A caged bird unable to fly will go crazy and pluck its own feathers, leaving patches of skin naked and raw. Feather-plucking represents self-inflicted destruction in response to the stress of captivity and loneliness.
Like a captive bird, your dreams will commit ritual suicide if they're held hostage in a cage of reason and self-doubting routine. If held back from realizing their potential, your dreams will turn to cannibalism.
Don't let that happen. Lose yourself today. Free your wildest dreams from the cage that is your logical, must-be-serious subconscious. Give your dreams permission to leap into the abyss of potential. Give them permission to spread their wings and soar through the skies of possibility. Ask yourself, "What if?"
To lead a life worthy of influence we must avoid the urge to 'fit in', even if doing so means risking judgement. We must be eager to set an example, unafraid to stand alone, and always ready to step into the darkness.
If others choose to judge us for leaving the herd instead of respecting our courage to try new things, let that be a sign they are holding more respect for the status quo than for our individual potential as a human being. We are worthy of more respect than the status quo.
I traveled 1,300 miles by foot, car, subway, and two airplanes to watch a spaceship blast off into space. Was it fun? Absolutely. But was my decision to spend time, money, and resources to watch a machine carry humans into space really just another small vote for poverty?
A child is painfully aware, if only subconsciously, that it knows very little. The young brain does not see the world and say, "I know everything; I don't need to learn that." It doesn't make assumptions. A young brain is infinitely curious. Always exploring, always learning, always expanding its horizons and converting the unknown into something that makes sense.
Scientists call this brain plasticity, our brains' ability to evolve, change, and grow based on the experiences and the environments we're exposed to. As we age, our brain becomes less plastic and begins to harden as we convince ourselves that we know. We know how language works. We know how people work. We know how the world works.
But when we expose our brain to something new -- a different set of people, an awkward social situation, a reality that was previously deemed science fiction -- our brain is forced to cope with this new truth. It's forced to grow. It's forced to return to its plasticity and expand. Continue reading

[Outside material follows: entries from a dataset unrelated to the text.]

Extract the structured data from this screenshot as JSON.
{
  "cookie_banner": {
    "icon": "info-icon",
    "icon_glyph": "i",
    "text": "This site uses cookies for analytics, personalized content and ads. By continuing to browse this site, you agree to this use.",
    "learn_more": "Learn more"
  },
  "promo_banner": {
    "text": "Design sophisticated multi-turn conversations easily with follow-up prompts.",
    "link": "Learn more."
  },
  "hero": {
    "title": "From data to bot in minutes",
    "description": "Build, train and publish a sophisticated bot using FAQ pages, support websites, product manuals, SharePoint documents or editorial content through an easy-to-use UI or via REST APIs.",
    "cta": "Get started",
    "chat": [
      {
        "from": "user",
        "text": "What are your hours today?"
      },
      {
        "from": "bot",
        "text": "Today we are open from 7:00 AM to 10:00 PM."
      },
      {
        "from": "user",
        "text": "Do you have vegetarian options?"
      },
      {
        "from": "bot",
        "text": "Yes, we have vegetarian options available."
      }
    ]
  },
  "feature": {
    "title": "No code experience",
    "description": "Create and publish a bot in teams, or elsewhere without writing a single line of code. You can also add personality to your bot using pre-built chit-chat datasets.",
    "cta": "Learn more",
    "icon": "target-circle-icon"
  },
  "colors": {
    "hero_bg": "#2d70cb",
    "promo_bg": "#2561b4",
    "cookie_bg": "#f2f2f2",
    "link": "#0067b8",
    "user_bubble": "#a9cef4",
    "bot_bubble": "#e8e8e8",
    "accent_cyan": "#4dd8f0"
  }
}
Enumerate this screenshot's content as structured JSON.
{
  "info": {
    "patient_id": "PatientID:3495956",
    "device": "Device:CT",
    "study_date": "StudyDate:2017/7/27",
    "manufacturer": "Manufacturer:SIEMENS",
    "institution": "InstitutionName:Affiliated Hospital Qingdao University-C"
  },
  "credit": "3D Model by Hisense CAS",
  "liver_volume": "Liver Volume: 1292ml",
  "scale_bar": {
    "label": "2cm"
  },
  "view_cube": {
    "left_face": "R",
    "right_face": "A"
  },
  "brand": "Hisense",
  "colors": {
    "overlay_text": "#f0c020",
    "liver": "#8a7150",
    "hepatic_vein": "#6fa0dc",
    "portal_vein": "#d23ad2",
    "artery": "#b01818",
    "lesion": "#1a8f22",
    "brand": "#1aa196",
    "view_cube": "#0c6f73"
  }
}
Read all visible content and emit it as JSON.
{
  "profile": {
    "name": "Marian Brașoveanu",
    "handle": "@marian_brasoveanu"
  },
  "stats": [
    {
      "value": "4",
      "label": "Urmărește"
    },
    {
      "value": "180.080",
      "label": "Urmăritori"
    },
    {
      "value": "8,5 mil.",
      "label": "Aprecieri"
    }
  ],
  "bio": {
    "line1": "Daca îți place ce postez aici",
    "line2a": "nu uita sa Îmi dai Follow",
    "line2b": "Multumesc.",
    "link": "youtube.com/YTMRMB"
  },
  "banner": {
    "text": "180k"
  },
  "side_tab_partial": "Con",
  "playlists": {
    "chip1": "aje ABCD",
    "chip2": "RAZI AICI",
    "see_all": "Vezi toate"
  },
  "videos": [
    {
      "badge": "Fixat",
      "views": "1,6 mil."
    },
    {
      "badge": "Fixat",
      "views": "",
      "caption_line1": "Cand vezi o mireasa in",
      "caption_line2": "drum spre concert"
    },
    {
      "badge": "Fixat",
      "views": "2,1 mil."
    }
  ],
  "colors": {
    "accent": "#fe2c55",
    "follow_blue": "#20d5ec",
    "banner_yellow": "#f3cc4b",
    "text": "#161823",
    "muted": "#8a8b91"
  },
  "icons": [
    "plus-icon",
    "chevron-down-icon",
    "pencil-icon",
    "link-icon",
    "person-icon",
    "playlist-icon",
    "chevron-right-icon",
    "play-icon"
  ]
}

What's the ultimate purpose of life? When you strip away everything, what's left?
I looked up from my laptop and stared out the window to watch the final five minutes of the sun set over the city of Boston. As often happens, questions began popping into my head. What did it all mean? The sun, the Earth, the beautiful colors in the sky. What was the point of all this?
There has always been a piece of me that felt my purpose for being here on Earth was not going to involve starting a family, but suddenly I found myself wondering if that was really the case. I started imagining what it would be like to get married and have kids.
Was my stubborn persistence and vow to always follow my heart causing me to miss out on something really important? Was starting a family part of the purpose for existence? Will my life have been worth living if I don't make procreation a priority?
After the last sliver of orange disappeared over the horizon, I returned to my laptop and posed the question on Twitter and Facebook: What's the ultimate purpose of life? Continue reading
The cage rattled and the creature inside gnawed and pulled at the metal bars. It was a Grey Squirrel, one of several that had chewed a nest into the side of my parents house. My dad was catching and releasing them several miles away with the hope that they would find another place to nest. The trap was designed to cage, not harm, so thankfully the creature inside wasn’t hurt.
Due to the design of the trap, tipping the cage over would cause the doors to unlock and open. The squirrel was definitely big enough to tip the cage over, but instead he paced back and forth and occasionally stopped to gnaw and pull on the metal enclosure.
That’s when I found myself wondering what a human would do if placed in the same situation. Despite there being no indication that tipping the cage over would open the doors, a human would surely try that anyway.
I realized that’s what makes us unique: When the outcome seems hopeless, we test the impossible.